━━━━━ SUPPLIED DATA

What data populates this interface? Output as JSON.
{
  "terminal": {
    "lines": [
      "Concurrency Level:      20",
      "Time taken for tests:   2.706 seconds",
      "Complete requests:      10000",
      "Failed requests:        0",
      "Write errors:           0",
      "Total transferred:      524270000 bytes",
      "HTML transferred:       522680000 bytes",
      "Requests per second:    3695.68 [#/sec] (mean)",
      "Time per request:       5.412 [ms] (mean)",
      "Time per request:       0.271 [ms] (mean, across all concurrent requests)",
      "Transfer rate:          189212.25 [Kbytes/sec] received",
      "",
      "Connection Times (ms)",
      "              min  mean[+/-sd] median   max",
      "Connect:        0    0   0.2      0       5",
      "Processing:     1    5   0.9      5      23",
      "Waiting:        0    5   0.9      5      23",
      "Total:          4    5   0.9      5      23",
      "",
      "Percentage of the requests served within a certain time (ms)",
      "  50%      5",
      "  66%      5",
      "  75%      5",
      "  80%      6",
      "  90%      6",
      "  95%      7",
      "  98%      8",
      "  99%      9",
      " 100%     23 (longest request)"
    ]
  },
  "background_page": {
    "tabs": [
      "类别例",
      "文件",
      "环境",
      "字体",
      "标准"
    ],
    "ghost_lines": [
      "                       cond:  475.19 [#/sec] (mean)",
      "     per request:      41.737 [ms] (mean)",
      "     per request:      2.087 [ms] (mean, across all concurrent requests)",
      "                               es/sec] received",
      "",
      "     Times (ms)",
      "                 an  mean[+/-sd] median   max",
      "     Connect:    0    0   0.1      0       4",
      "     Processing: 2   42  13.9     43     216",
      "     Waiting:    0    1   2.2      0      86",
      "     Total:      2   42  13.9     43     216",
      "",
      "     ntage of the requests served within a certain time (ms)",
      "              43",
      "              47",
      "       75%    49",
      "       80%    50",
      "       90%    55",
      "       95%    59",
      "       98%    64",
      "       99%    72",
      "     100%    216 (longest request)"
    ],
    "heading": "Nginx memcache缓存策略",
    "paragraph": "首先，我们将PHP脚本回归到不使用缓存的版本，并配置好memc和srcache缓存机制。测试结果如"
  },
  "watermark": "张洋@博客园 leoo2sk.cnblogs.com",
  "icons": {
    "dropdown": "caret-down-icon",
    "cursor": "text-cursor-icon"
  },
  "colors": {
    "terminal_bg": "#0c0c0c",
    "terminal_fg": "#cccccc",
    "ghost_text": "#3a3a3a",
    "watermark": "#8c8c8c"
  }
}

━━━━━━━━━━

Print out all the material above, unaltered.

What data populates this interface? Output as JSON.
{
  "terminal": {
    "lines": [
      "Concurrency Level:      20",
      "Time taken for tests:   2.706 seconds",
      "Complete requests:      10000",
      "Failed requests:        0",
      "Write errors:           0",
      "Total transferred:      524270000 bytes",
      "HTML transferred:       522680000 bytes",
      "Requests per second:    3695.68 [#/sec] (mean)",
      "Time per request:       5.412 [ms] (mean)",
      "Time per request:       0.271 [ms] (mean, across all concurrent requests)",
      "Transfer rate:          189212.25 [Kbytes/sec] received",
      "",
      "Connection Times (ms)",
      "              min  mean[+/-sd] median   max",
      "Connect:        0    0   0.2      0       5",
      "Processing:     1    5   0.9      5      23",
      "Waiting:        0    5   0.9      5      23",
      "Total:          4    5   0.9      5      23",
      "",
      "Percentage of the requests served within a certain time (ms)",
      "  50%      5",
      "  66%      5",
      "  75%      5",
      "  80%      6",
      "  90%      6",
      "  95%      7",
      "  98%      8",
      "  99%      9",
      " 100%     23 (longest request)"
    ]
  },
  "background_page": {
    "tabs": [
      "类别例",
      "文件",
      "环境",
      "字体",
      "标准"
    ],
    "ghost_lines": [
      "                       cond:  475.19 [#/sec] (mean)",
      "     per request:      41.737 [ms] (mean)",
      "     per request:      2.087 [ms] (mean, across all concurrent requests)",
      "                               es/sec] received",
      "",
      "     Times (ms)",
      "                 an  mean[+/-sd] median   max",
      "     Connect:    0    0   0.1      0       4",
      "     Processing: 2   42  13.9     43     216",
      "     Waiting:    0    1   2.2      0      86",
      "     Total:      2   42  13.9     43     216",
      "",
      "     ntage of the requests served within a certain time (ms)",
      "              43",
      "              47",
      "       75%    49",
      "       80%    50",
      "       90%    55",
      "       95%    59",
      "       98%    64",
      "       99%    72",
      "     100%    216 (longest request)"
    ],
    "heading": "Nginx memcache缓存策略",
    "paragraph": "首先，我们将PHP脚本回归到不使用缓存的版本，并配置好memc和srcache缓存机制。测试结果如"
  },
  "watermark": "张洋@博客园 leoo2sk.cnblogs.com",
  "icons": {
    "dropdown": "caret-down-icon",
    "cursor": "text-cursor-icon"
  },
  "colors": {
    "terminal_bg": "#0c0c0c",
    "terminal_fg": "#cccccc",
    "ghost_text": "#3a3a3a",
    "watermark": "#8c8c8c"
  }
}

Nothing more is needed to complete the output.